If you've given birth to a child with fetal alcohol syndrome, you may benefit from substance abuse counseling and treatment programs that can help you conquer your misuse of alcohol.
Doctors haven't identified a safe level of alcohol that a pregnant woman can consume. But, experts do know that FAS is completely preventable if women don't consume alcohol during pregnancy.
These guidelines can help prevent fetal alcohol syndrome:
- Stop drinking alcohol altogether if you're planning to become pregnant, because your baby's brain, heart and blood vessels begin to develop in the early weeks of pregnancy. If you haven't already stopped drinking, stop as soon as you know you're pregnant or if you even think you might be pregnant. It's never too late to stop drinking during your pregnancy, but the sooner you stop, the better it is for your baby.
- Continue to avoid alcohol throughout your pregnancy. Fetal alcohol syndrome is completely preventable in children whose mothers don't drink during pregnancy.
- Consider giving up alcohol during your childbearing years if you're sexually active and you're having unprotected sex. Many pregnancies are unplanned, and damage can occur in the earliest weeks of pregnancy.
- If you have an alcohol problem, get help before you get pregnant.
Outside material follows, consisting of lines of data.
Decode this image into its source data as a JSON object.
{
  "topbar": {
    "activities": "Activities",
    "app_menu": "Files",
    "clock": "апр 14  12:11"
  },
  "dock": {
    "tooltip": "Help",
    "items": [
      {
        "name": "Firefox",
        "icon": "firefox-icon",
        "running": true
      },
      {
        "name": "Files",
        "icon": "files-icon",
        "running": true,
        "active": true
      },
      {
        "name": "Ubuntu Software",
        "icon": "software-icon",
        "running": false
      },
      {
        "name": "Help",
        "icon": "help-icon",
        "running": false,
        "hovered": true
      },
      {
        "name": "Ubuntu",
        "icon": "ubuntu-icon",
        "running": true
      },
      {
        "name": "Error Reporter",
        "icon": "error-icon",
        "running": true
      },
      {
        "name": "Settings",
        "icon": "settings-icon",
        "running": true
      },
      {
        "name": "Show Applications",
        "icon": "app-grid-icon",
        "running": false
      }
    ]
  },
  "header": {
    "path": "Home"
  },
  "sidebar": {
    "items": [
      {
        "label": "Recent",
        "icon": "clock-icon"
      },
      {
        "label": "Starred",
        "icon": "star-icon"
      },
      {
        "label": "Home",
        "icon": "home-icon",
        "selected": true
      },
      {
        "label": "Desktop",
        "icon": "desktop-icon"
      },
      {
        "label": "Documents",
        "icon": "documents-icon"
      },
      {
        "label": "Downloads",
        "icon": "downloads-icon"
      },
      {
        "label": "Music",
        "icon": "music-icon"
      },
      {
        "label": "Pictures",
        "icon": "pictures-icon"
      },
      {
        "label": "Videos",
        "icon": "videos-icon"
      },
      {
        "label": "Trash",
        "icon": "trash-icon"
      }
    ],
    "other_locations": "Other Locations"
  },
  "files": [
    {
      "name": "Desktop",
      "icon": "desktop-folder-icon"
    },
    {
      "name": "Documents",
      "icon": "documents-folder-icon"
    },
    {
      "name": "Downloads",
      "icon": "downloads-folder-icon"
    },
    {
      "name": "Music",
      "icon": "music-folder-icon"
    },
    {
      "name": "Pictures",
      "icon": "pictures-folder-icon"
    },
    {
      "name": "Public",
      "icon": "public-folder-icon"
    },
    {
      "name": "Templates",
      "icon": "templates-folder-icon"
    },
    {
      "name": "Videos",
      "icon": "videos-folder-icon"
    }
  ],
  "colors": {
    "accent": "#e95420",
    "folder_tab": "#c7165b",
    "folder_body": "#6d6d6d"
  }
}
Get professional help to determine your level of dependence on alcohol and to develop a treatment plan.